## DATA TO USE
::::::

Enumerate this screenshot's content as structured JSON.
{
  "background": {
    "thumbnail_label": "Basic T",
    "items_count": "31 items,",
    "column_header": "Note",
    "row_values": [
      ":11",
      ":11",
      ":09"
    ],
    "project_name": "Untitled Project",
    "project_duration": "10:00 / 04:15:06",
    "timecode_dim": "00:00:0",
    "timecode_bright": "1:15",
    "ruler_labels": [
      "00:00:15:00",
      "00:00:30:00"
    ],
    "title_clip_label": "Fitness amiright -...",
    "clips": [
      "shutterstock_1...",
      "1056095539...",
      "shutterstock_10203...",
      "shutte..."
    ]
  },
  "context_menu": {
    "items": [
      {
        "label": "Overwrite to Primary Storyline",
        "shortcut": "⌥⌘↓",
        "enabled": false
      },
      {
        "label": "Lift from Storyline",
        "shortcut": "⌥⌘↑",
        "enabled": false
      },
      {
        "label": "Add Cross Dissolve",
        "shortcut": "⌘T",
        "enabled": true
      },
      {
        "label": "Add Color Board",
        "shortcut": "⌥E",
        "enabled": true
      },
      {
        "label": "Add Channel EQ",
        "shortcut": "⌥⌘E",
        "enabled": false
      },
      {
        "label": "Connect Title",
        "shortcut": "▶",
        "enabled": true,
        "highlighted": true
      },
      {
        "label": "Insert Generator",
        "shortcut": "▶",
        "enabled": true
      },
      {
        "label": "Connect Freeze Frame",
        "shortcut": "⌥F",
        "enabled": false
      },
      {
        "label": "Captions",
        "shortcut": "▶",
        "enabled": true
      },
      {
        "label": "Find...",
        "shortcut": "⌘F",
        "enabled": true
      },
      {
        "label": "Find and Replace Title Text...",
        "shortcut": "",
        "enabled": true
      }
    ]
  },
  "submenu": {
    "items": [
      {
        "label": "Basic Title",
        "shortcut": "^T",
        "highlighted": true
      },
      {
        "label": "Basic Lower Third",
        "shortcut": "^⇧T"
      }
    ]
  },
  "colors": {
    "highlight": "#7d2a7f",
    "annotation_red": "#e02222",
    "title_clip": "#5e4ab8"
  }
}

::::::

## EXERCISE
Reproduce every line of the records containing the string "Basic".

## ANSWER TO THIS EXERCISE
    "thumbnail_label": "Basic T",
        "label": "Basic Title",
        "label": "Basic Lower Third",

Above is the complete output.